What the task requires: What is the number of lines below that hold "screenshot"? Answer with that number only.
▼
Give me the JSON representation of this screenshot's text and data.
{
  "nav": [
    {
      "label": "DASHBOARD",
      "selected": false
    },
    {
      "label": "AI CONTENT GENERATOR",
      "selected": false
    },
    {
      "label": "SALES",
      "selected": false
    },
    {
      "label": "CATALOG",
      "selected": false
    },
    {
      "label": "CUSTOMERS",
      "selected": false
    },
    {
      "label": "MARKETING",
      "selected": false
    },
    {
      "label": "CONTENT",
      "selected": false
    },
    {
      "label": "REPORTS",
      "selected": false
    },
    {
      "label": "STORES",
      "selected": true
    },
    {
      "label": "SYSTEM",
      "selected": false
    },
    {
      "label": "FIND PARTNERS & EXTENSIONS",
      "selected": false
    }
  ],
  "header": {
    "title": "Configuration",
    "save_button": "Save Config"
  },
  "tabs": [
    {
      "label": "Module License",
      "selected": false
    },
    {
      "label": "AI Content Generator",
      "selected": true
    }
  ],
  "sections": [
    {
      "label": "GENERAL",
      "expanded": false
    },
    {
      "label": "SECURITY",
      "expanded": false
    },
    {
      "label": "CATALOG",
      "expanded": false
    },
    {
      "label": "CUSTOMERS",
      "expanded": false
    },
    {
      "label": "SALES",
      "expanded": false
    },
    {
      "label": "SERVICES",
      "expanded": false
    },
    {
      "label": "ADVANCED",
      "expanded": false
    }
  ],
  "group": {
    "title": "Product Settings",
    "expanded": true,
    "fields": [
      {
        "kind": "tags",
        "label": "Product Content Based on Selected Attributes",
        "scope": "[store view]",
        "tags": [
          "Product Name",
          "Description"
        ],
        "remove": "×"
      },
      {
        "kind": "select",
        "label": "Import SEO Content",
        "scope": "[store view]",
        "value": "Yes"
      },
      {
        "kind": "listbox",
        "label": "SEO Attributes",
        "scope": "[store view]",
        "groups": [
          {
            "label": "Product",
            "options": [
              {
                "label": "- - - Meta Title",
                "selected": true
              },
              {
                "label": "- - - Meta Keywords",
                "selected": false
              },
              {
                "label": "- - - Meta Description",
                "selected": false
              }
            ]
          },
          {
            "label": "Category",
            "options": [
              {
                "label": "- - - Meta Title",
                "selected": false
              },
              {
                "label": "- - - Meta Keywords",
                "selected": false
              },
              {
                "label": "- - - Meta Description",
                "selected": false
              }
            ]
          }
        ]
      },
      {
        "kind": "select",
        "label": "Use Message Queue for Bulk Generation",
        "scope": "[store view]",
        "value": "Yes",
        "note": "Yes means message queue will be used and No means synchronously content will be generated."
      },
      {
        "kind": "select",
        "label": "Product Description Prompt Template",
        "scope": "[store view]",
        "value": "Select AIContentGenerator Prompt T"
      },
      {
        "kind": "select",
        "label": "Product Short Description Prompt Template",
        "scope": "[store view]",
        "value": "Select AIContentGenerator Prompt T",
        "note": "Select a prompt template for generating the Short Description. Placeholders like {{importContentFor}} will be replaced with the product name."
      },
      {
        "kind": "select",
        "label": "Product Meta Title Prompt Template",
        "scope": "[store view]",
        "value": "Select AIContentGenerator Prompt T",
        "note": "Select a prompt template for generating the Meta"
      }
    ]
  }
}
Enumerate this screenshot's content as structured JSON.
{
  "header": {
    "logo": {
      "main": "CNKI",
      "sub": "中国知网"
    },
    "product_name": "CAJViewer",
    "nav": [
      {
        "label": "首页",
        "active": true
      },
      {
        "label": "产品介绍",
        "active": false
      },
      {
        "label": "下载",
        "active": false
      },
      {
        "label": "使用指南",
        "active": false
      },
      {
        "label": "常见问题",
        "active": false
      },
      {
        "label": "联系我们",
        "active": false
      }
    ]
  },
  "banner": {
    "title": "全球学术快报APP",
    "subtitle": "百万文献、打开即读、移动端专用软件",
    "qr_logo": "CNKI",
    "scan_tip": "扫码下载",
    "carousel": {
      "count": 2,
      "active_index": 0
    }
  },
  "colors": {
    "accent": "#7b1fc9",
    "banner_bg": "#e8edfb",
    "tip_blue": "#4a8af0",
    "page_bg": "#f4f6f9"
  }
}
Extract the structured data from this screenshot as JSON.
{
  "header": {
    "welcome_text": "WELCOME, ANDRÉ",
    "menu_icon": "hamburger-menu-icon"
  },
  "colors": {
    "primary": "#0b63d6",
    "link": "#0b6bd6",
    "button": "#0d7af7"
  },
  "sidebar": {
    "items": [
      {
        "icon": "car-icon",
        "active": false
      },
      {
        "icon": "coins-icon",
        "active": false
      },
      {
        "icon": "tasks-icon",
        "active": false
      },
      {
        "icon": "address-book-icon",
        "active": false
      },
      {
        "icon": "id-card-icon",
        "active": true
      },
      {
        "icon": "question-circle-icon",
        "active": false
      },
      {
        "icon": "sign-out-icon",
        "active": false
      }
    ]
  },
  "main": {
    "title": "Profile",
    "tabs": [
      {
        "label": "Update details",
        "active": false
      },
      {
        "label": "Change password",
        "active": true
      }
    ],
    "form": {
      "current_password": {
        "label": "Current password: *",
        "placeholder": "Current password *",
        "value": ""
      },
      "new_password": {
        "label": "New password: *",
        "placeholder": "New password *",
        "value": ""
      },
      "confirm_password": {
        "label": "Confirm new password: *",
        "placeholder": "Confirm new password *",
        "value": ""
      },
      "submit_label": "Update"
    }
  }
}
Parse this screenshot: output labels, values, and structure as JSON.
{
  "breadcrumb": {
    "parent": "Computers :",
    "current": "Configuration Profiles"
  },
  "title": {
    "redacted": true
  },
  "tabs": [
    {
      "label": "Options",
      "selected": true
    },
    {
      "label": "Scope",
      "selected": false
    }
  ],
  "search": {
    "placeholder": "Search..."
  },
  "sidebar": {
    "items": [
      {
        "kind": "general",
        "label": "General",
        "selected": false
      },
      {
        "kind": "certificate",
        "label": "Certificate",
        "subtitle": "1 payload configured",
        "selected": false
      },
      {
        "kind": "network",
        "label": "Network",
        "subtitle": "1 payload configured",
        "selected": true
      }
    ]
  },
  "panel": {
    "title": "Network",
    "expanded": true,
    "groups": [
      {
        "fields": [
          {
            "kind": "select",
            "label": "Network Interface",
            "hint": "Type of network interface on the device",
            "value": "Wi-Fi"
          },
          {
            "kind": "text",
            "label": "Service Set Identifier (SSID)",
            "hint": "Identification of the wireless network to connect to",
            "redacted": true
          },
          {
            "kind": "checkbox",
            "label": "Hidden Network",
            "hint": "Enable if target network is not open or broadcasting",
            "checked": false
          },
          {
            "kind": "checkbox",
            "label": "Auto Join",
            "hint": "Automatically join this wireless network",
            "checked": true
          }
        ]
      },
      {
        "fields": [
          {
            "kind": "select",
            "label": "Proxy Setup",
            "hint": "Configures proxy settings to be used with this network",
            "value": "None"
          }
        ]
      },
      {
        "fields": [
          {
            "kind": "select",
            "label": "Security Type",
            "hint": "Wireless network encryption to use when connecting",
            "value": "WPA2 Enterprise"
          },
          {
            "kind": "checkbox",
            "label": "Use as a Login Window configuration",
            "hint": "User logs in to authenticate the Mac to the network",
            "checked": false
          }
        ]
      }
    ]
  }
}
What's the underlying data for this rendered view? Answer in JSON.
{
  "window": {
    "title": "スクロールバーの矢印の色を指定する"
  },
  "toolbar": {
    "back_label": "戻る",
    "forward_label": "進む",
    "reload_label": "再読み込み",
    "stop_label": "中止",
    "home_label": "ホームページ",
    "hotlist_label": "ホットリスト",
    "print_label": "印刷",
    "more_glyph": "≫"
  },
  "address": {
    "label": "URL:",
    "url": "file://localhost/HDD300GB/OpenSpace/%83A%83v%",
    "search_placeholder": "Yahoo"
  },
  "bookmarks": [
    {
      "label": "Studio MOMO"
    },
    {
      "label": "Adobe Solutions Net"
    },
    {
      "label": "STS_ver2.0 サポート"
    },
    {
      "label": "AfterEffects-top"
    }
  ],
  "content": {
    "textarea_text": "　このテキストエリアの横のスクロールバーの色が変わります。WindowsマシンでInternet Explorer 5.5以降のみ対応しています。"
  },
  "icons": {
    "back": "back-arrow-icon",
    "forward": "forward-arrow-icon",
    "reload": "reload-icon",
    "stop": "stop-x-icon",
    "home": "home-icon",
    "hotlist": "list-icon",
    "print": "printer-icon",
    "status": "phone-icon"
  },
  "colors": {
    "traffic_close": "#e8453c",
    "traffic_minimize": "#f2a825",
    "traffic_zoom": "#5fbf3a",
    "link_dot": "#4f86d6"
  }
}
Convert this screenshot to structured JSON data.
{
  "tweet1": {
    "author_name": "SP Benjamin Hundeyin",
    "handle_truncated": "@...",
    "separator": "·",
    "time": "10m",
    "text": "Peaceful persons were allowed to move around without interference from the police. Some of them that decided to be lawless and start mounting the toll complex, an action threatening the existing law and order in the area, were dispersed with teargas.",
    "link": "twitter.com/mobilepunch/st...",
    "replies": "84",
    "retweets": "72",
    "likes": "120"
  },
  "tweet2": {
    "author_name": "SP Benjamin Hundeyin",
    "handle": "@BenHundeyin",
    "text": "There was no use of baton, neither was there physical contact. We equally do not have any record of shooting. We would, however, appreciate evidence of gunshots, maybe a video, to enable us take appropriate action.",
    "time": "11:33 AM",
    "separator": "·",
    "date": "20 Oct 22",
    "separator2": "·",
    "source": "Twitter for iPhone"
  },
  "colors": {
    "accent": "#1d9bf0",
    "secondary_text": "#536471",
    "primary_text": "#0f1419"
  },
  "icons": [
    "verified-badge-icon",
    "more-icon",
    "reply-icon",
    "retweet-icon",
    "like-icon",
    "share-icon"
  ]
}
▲
Answer to this exercise: 5